RECORDED INFORMATION: Begin

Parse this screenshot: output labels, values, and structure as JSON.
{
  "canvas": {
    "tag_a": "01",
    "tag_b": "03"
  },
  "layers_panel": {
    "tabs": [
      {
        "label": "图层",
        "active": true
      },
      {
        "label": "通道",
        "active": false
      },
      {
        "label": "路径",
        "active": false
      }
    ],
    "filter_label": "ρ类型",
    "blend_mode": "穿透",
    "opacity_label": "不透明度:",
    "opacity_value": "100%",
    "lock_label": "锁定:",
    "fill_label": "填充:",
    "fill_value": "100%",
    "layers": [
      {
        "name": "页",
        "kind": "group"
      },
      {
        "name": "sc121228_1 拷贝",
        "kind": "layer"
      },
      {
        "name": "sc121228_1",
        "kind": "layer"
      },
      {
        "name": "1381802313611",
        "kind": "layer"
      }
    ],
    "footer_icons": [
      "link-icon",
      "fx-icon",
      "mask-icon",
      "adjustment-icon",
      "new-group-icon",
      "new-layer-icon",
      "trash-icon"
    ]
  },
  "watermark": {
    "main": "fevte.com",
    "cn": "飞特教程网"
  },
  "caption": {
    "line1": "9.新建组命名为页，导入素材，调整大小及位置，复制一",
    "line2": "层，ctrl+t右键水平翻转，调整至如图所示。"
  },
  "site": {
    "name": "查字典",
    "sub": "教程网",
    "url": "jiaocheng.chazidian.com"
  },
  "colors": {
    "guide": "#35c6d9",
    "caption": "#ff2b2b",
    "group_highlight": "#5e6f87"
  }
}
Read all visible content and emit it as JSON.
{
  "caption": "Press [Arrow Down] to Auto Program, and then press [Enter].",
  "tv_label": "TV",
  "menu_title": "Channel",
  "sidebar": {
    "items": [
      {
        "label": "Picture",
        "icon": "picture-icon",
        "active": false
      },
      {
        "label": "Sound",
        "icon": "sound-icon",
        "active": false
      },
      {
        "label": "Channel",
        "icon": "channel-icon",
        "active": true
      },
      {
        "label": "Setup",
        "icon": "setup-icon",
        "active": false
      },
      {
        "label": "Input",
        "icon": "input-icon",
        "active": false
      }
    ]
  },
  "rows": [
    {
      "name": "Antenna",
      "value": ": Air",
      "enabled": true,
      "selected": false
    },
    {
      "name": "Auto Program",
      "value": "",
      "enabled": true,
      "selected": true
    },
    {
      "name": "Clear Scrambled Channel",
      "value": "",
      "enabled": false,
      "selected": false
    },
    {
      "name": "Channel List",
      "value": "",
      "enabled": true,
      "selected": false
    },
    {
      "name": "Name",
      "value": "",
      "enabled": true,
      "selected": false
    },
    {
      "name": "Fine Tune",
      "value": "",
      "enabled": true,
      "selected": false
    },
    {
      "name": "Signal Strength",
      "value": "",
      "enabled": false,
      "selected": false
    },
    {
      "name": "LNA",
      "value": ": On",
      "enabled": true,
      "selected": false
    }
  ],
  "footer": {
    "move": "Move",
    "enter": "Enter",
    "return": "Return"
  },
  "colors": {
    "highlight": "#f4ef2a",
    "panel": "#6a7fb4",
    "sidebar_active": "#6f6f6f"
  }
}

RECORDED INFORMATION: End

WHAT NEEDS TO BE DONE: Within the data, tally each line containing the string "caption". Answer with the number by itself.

WRITTEN SOLUTION: 3